The article, “Raising Successful Children,” by Madeline Levine recently published in the New York Times, addresses the danger of helicopter parenting and provocatively tees up the topic of what women’s roles are as parents.
After describing the benefits of a more hands-off approach to parenting as a formula for building confidence and success in children, Ms. Levine presents the big issue of parents taking care of their own needs. In her conclusion she says,
“Parents also have to make sure their own lives are fulfilling. There is no parent more vulnerable to the excesses of over parenting than an unhappy parent. One of the most important things we do for our children is to present them with a version of adult life that is appealing and worth striving for.”
So to make it easier to “let go” as parents, we’d better make sure we have our own lives we are attending to.
When I turned fifty, I was in the midst of a period of self-questioning. How could I create a fulfilling day-to-day life now that my kids were leaving home? My friends were all beginning to ask the same question and the issue of finding something we loved to do was key.
We all know that once the kids leave for college we are not done with our role as parents. However, we have way more time to focus on ourselves, and for many women, reaching this point in their lives can be downright frightening. The jobs left behind ten or fifteen years prior are either no longer appealing or not available.
For many “on-rampers,” getting back into the work force is fraught with panic on numerous levels. Lack of flexibility is a topic that gets discussed over and over and is a key deterrent to accepting any full-time work.
In the last five years, there has been a huge movement toward women becoming entrepreneurs and starting their own businesses. A study released last December by the Global Entrepreneurship Monitor (GEM) found an estimated 187 million women starting and running businesses in 59 economies.
The investigation period is clearly triggered by the shift of kids leaving home, a change in our financial situation, the desire to be economically independent, and the need to fill oneself with purpose on a daily basis. This tidal wave is moving with great velocity right now as women look to “What’s next?”

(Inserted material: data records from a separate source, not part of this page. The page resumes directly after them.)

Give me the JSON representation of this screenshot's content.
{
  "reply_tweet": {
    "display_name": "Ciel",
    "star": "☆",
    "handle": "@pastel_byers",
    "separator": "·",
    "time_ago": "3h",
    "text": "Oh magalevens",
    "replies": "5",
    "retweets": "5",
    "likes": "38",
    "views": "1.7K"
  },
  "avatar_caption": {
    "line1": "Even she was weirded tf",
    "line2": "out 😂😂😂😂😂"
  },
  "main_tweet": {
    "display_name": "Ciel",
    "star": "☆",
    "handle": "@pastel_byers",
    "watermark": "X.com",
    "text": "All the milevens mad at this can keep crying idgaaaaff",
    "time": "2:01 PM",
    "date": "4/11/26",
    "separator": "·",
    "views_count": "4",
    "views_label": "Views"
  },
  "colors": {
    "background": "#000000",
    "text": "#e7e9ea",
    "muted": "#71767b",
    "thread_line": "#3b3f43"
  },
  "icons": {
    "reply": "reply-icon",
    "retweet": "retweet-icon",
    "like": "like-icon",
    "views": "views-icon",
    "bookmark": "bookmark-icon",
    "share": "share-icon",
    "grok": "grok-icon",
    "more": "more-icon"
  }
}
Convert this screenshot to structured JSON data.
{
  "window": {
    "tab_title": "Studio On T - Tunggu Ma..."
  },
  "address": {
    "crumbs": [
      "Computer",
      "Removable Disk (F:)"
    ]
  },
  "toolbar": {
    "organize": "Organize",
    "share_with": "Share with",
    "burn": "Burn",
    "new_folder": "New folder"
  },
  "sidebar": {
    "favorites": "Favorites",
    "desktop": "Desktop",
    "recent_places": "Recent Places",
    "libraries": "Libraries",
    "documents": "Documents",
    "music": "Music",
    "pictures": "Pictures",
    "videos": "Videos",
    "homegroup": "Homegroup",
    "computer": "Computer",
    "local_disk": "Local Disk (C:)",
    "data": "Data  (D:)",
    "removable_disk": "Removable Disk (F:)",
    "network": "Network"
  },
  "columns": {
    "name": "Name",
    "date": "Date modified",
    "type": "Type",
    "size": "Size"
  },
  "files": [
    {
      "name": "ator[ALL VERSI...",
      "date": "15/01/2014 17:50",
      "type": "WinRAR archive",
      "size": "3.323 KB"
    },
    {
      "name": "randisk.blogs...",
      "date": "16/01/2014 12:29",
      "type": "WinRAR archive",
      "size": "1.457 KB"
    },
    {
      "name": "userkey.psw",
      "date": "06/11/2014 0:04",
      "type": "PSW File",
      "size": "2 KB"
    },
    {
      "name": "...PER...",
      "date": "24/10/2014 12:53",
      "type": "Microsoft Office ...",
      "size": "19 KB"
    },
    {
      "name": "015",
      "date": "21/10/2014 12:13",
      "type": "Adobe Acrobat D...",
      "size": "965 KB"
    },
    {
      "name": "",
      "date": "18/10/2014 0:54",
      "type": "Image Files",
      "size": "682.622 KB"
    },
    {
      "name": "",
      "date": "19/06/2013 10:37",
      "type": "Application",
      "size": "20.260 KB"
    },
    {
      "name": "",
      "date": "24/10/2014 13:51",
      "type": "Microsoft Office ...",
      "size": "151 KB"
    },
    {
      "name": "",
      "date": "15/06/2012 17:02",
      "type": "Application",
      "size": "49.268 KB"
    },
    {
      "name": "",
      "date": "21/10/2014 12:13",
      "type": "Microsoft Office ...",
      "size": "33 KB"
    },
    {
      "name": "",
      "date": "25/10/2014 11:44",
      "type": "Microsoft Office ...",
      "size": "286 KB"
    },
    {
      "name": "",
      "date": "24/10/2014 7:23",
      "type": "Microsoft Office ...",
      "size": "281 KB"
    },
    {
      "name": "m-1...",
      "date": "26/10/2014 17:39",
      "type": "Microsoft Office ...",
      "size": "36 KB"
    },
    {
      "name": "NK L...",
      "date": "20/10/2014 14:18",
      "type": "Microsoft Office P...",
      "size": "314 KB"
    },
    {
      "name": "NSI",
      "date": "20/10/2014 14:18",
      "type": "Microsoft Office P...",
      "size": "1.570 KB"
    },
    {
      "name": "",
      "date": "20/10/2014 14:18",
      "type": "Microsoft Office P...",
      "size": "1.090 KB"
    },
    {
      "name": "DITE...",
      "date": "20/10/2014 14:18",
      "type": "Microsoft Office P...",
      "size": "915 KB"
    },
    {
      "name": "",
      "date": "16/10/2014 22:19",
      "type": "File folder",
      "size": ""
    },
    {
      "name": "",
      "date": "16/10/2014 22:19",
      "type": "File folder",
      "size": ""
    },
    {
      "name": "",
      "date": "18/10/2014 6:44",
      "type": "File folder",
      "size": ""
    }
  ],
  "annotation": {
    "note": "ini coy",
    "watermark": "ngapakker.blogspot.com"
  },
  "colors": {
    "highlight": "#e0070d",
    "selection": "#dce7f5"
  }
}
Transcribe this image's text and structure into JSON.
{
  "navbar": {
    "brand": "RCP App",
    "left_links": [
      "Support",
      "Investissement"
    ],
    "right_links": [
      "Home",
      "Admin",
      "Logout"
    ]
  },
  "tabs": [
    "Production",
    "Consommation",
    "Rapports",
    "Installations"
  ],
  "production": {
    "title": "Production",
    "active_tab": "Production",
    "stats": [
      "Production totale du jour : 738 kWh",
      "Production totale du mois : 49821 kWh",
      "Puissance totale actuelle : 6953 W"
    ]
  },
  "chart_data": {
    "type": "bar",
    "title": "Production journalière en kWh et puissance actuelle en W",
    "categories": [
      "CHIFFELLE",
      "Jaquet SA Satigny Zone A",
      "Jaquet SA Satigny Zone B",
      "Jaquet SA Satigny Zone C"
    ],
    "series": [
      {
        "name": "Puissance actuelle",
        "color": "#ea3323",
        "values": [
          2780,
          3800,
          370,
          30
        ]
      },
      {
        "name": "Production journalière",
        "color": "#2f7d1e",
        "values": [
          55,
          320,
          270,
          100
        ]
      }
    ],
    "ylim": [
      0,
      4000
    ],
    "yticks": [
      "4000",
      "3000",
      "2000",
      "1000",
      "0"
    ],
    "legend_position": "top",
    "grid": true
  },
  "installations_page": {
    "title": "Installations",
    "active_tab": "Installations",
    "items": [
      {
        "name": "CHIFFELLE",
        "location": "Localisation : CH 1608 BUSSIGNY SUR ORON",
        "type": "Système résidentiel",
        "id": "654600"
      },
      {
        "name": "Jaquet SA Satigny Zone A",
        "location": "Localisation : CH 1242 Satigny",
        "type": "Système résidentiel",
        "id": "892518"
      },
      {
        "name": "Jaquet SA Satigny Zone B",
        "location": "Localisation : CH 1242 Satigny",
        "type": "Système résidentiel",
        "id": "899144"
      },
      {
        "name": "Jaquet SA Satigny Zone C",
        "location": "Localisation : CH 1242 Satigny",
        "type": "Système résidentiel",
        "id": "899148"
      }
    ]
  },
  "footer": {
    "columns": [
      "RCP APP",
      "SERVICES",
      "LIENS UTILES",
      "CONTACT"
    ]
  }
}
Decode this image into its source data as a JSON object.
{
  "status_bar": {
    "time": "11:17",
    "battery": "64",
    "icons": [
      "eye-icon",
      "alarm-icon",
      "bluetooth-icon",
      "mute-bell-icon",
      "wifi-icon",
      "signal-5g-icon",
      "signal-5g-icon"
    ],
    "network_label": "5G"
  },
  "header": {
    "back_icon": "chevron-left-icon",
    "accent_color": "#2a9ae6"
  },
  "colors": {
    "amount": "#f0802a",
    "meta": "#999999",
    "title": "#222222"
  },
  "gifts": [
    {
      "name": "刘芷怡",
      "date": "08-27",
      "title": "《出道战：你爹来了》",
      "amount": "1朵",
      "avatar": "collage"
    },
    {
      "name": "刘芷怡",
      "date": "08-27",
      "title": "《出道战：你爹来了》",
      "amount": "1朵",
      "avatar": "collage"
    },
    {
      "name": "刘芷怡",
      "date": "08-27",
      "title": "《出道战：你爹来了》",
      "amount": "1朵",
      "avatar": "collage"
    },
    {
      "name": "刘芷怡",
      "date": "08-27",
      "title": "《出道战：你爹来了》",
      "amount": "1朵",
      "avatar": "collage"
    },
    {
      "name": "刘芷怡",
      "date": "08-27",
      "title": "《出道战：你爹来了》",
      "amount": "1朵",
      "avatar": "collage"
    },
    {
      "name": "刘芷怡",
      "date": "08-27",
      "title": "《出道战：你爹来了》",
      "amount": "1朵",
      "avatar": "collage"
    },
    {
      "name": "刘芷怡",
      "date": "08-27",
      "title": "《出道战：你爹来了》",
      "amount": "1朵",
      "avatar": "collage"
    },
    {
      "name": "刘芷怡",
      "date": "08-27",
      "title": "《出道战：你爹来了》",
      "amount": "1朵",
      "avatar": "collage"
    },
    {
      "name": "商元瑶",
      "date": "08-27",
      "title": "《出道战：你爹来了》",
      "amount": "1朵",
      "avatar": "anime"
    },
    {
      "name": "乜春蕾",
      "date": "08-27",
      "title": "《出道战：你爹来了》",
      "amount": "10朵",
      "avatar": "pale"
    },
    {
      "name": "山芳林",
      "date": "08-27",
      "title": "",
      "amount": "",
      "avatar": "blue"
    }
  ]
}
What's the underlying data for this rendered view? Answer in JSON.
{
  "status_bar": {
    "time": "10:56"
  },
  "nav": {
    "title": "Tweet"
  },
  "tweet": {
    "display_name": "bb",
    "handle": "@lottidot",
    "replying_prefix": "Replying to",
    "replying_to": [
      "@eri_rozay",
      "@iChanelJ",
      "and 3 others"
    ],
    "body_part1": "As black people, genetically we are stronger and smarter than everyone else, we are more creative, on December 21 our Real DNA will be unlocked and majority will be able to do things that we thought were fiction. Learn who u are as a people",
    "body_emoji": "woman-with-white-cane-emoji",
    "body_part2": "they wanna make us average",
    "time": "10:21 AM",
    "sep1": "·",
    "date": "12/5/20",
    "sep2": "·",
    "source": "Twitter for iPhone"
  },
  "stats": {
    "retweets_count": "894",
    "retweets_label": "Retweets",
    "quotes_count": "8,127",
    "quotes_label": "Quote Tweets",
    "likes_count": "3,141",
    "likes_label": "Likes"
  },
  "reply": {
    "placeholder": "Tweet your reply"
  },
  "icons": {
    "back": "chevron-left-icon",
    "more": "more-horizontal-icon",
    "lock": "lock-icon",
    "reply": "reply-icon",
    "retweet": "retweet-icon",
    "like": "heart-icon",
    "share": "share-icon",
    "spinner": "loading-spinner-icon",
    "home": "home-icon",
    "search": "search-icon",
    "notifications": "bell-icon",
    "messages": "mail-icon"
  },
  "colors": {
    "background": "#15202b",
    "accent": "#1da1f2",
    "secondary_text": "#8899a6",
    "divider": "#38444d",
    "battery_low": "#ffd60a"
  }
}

After I sold my publishing company (I was only forty-two) I signed on for a weekend immersion with Carole Hyatt, an amazing motivator and expert on career development. I did this to help me figure out what I should do with my life now that I wasn’t working 24/7 on my business.
A group of women entrepreneurs were gathered in a living room in New York City and we were asked to prioritize what was most important to us for our next pursuit. Here’s the list as I remember it – (I may have added an option or two to Carole’s list for my own reflective purpose):
What are the key factors in deciding what to go for next?
- Flexibility – being in control of your hours
- Money – economic independence
- Power – ego satisfaction
- Spirituality – feeling that you are giving back
- Recognition – moving away from being invisible
- Intellectual Stimulation
We learned that the way you order this list will shift depending on where you are in your life, and you should revisit these and see which are your new priorities when you are in those transitional places.
So, as it turned out for me, I needed to get back into publishing; it took me over a decade to do so. I was initially excited to dedicate myself to being at home and parenting my ten- and twelve-year olds after selling my business but there was a piece missing…I missed working. Rather than being driven by the “bottom line,” spirituality and intellectual stimulation were key for me. Those items shared the number one spot on my list and have stayed there for the next ten years. It wasn’t clear what the exact work would be and I had to try on a few hats to land in a place that felt just right. Moving from yoga teacher, to building a yoga center, to business coaching, and currently teaching Entrepreneurship at Tufts University and finally circling back into publishing with the launch of Betterafter50.com. Clearly this was not a direct path but it was fully informed by the priorities on this list. Creativity moved to the number one spot and the rest of the list became reordered.
I knew I wanted to help others, and write, and I needed to add the creative piece to the mix to really feel whole. That’s been the right recipe for me at this stage, but it has taken me a decade to figure it all out. So now I am publishing (again), and writing, and creating events where women can gather, connect and grow.
Check out our She Did It/Boston at Babson College, on Tuesday afternoon November 13. Betterafter50 is helping motivate other women who are entering the next phase of their lives. Whether it’s starting a new business, getting fit, traveling, or even reconnecting with your latent artistic self.
Please come to our event to get that push you need to get going.